■ Exercise description ■
What is the number of lines below that contain the word "list"? Respond with that number alone.

[Start of section]

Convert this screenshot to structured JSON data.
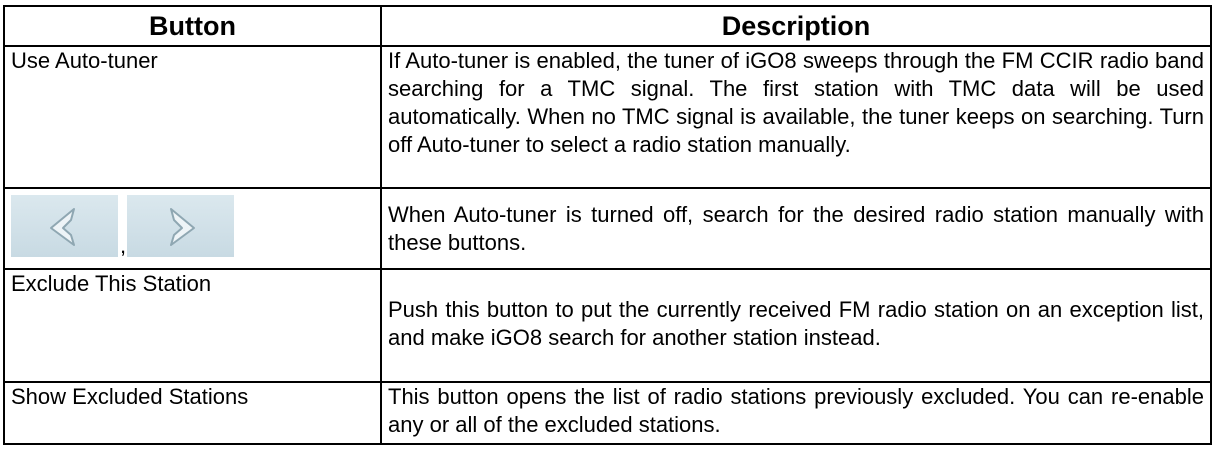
{
  "table": {
    "header": {
      "button": "Button",
      "description": "Description"
    },
    "rows": [
      {
        "button": "Use Auto-tuner",
        "description": "If Auto-tuner is enabled, the tuner of iGO8 sweeps through the FM CCIR radio band searching for a TMC signal. The first station with TMC data will be used automatically. When no TMC signal is available, the tuner keeps on searching. Turn off Auto-tuner to select a radio station manually."
      },
      {
        "button_icons": [
          "left-arrow-icon",
          "right-arrow-icon"
        ],
        "separator": ",",
        "description": "When Auto-tuner is turned off, search for the desired radio station manually with these buttons."
      },
      {
        "button": "Exclude This Station",
        "description": "Push this button to put the currently received FM radio station on an exception list, and make iGO8 search for another station instead."
      },
      {
        "button": "Show Excluded Stations",
        "description": "This button opens the list of radio stations previously excluded. You can re-enable any or all of the excluded stations."
      }
    ]
  },
  "colors": {
    "arrow_button_bg": "#d2e2e9",
    "arrow_stroke": "#8fa7b2",
    "arrow_fill": "#eef4f7"
  }
}
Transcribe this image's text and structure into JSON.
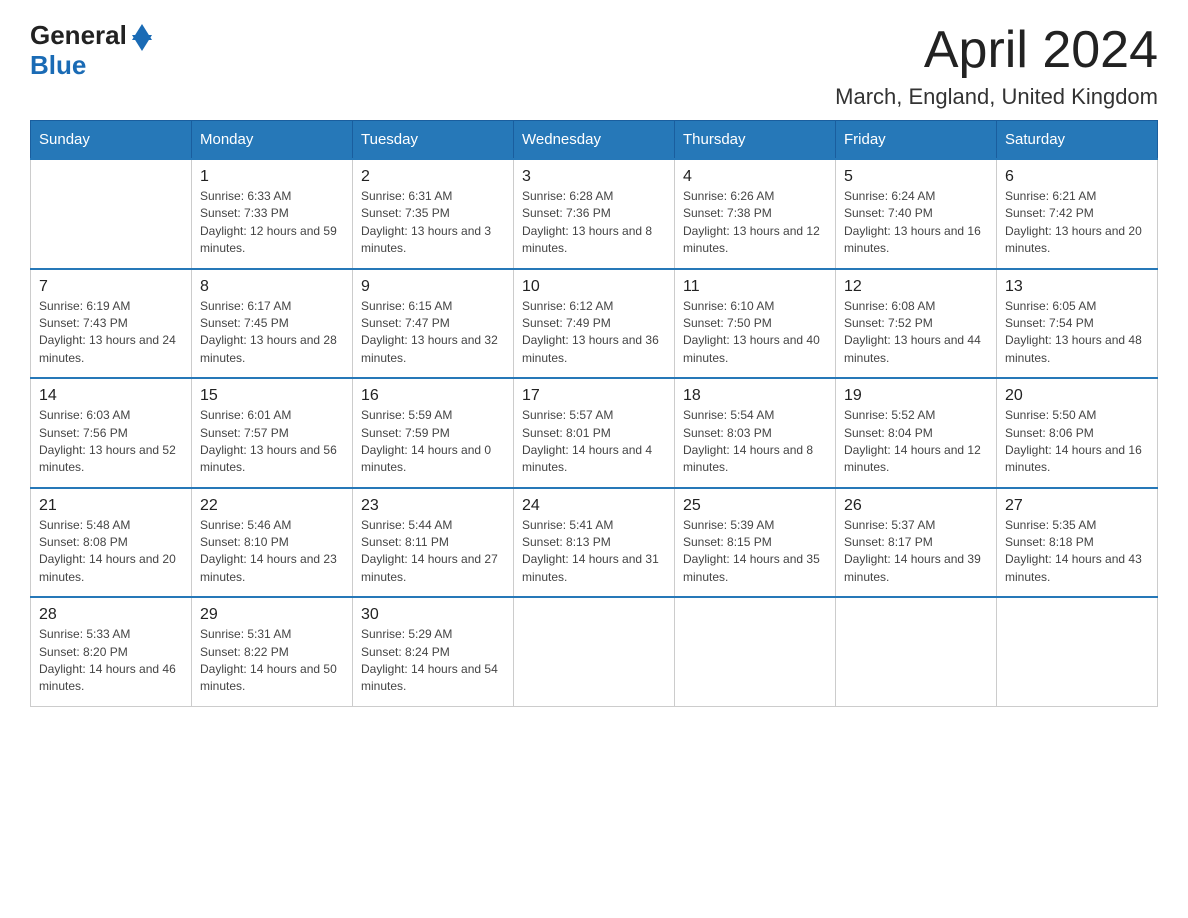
{
  "header": {
    "logo_general": "General",
    "logo_blue": "Blue",
    "title": "April 2024",
    "subtitle": "March, England, United Kingdom"
  },
  "days_of_week": [
    "Sunday",
    "Monday",
    "Tuesday",
    "Wednesday",
    "Thursday",
    "Friday",
    "Saturday"
  ],
  "weeks": [
    [
      {
        "day": "",
        "sunrise": "",
        "sunset": "",
        "daylight": ""
      },
      {
        "day": "1",
        "sunrise": "Sunrise: 6:33 AM",
        "sunset": "Sunset: 7:33 PM",
        "daylight": "Daylight: 12 hours and 59 minutes."
      },
      {
        "day": "2",
        "sunrise": "Sunrise: 6:31 AM",
        "sunset": "Sunset: 7:35 PM",
        "daylight": "Daylight: 13 hours and 3 minutes."
      },
      {
        "day": "3",
        "sunrise": "Sunrise: 6:28 AM",
        "sunset": "Sunset: 7:36 PM",
        "daylight": "Daylight: 13 hours and 8 minutes."
      },
      {
        "day": "4",
        "sunrise": "Sunrise: 6:26 AM",
        "sunset": "Sunset: 7:38 PM",
        "daylight": "Daylight: 13 hours and 12 minutes."
      },
      {
        "day": "5",
        "sunrise": "Sunrise: 6:24 AM",
        "sunset": "Sunset: 7:40 PM",
        "daylight": "Daylight: 13 hours and 16 minutes."
      },
      {
        "day": "6",
        "sunrise": "Sunrise: 6:21 AM",
        "sunset": "Sunset: 7:42 PM",
        "daylight": "Daylight: 13 hours and 20 minutes."
      }
    ],
    [
      {
        "day": "7",
        "sunrise": "Sunrise: 6:19 AM",
        "sunset": "Sunset: 7:43 PM",
        "daylight": "Daylight: 13 hours and 24 minutes."
      },
      {
        "day": "8",
        "sunrise": "Sunrise: 6:17 AM",
        "sunset": "Sunset: 7:45 PM",
        "daylight": "Daylight: 13 hours and 28 minutes."
      },
      {
        "day": "9",
        "sunrise": "Sunrise: 6:15 AM",
        "sunset": "Sunset: 7:47 PM",
        "daylight": "Daylight: 13 hours and 32 minutes."
      },
      {
        "day": "10",
        "sunrise": "Sunrise: 6:12 AM",
        "sunset": "Sunset: 7:49 PM",
        "daylight": "Daylight: 13 hours and 36 minutes."
      },
      {
        "day": "11",
        "sunrise": "Sunrise: 6:10 AM",
        "sunset": "Sunset: 7:50 PM",
        "daylight": "Daylight: 13 hours and 40 minutes."
      },
      {
        "day": "12",
        "sunrise": "Sunrise: 6:08 AM",
        "sunset": "Sunset: 7:52 PM",
        "daylight": "Daylight: 13 hours and 44 minutes."
      },
      {
        "day": "13",
        "sunrise": "Sunrise: 6:05 AM",
        "sunset": "Sunset: 7:54 PM",
        "daylight": "Daylight: 13 hours and 48 minutes."
      }
    ],
    [
      {
        "day": "14",
        "sunrise": "Sunrise: 6:03 AM",
        "sunset": "Sunset: 7:56 PM",
        "daylight": "Daylight: 13 hours and 52 minutes."
      },
      {
        "day": "15",
        "sunrise": "Sunrise: 6:01 AM",
        "sunset": "Sunset: 7:57 PM",
        "daylight": "Daylight: 13 hours and 56 minutes."
      },
      {
        "day": "16",
        "sunrise": "Sunrise: 5:59 AM",
        "sunset": "Sunset: 7:59 PM",
        "daylight": "Daylight: 14 hours and 0 minutes."
      },
      {
        "day": "17",
        "sunrise": "Sunrise: 5:57 AM",
        "sunset": "Sunset: 8:01 PM",
        "daylight": "Daylight: 14 hours and 4 minutes."
      },
      {
        "day": "18",
        "sunrise": "Sunrise: 5:54 AM",
        "sunset": "Sunset: 8:03 PM",
        "daylight": "Daylight: 14 hours and 8 minutes."
      },
      {
        "day": "19",
        "sunrise": "Sunrise: 5:52 AM",
        "sunset": "Sunset: 8:04 PM",
        "daylight": "Daylight: 14 hours and 12 minutes."
      },
      {
        "day": "20",
        "sunrise": "Sunrise: 5:50 AM",
        "sunset": "Sunset: 8:06 PM",
        "daylight": "Daylight: 14 hours and 16 minutes."
      }
    ],
    [
      {
        "day": "21",
        "sunrise": "Sunrise: 5:48 AM",
        "sunset": "Sunset: 8:08 PM",
        "daylight": "Daylight: 14 hours and 20 minutes."
      },
      {
        "day": "22",
        "sunrise": "Sunrise: 5:46 AM",
        "sunset": "Sunset: 8:10 PM",
        "daylight": "Daylight: 14 hours and 23 minutes."
      },
      {
        "day": "23",
        "sunrise": "Sunrise: 5:44 AM",
        "sunset": "Sunset: 8:11 PM",
        "daylight": "Daylight: 14 hours and 27 minutes."
      },
      {
        "day": "24",
        "sunrise": "Sunrise: 5:41 AM",
        "sunset": "Sunset: 8:13 PM",
        "daylight": "Daylight: 14 hours and 31 minutes."
      },
      {
        "day": "25",
        "sunrise": "Sunrise: 5:39 AM",
        "sunset": "Sunset: 8:15 PM",
        "daylight": "Daylight: 14 hours and 35 minutes."
      },
      {
        "day": "26",
        "sunrise": "Sunrise: 5:37 AM",
        "sunset": "Sunset: 8:17 PM",
        "daylight": "Daylight: 14 hours and 39 minutes."
      },
      {
        "day": "27",
        "sunrise": "Sunrise: 5:35 AM",
        "sunset": "Sunset: 8:18 PM",
        "daylight": "Daylight: 14 hours and 43 minutes."
      }
    ],
    [
      {
        "day": "28",
        "sunrise": "Sunrise: 5:33 AM",
        "sunset": "Sunset: 8:20 PM",
        "daylight": "Daylight: 14 hours and 46 minutes."
      },
      {
        "day": "29",
        "sunrise": "Sunrise: 5:31 AM",
        "sunset": "Sunset: 8:22 PM",
        "daylight": "Daylight: 14 hours and 50 minutes."
      },
      {
        "day": "30",
        "sunrise": "Sunrise: 5:29 AM",
        "sunset": "Sunset: 8:24 PM",
        "daylight": "Daylight: 14 hours and 54 minutes."
      },
      {
        "day": "",
        "sunrise": "",
        "sunset": "",
        "daylight": ""
      },
      {
        "day": "",
        "sunrise": "",
        "sunset": "",
        "daylight": ""
      },
      {
        "day": "",
        "sunrise": "",
        "sunset": "",
        "daylight": ""
      },
      {
        "day": "",
        "sunrise": "",
        "sunset": "",
        "daylight": ""
      }
    ]
  ]
}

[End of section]

■ Solved exercise ■
2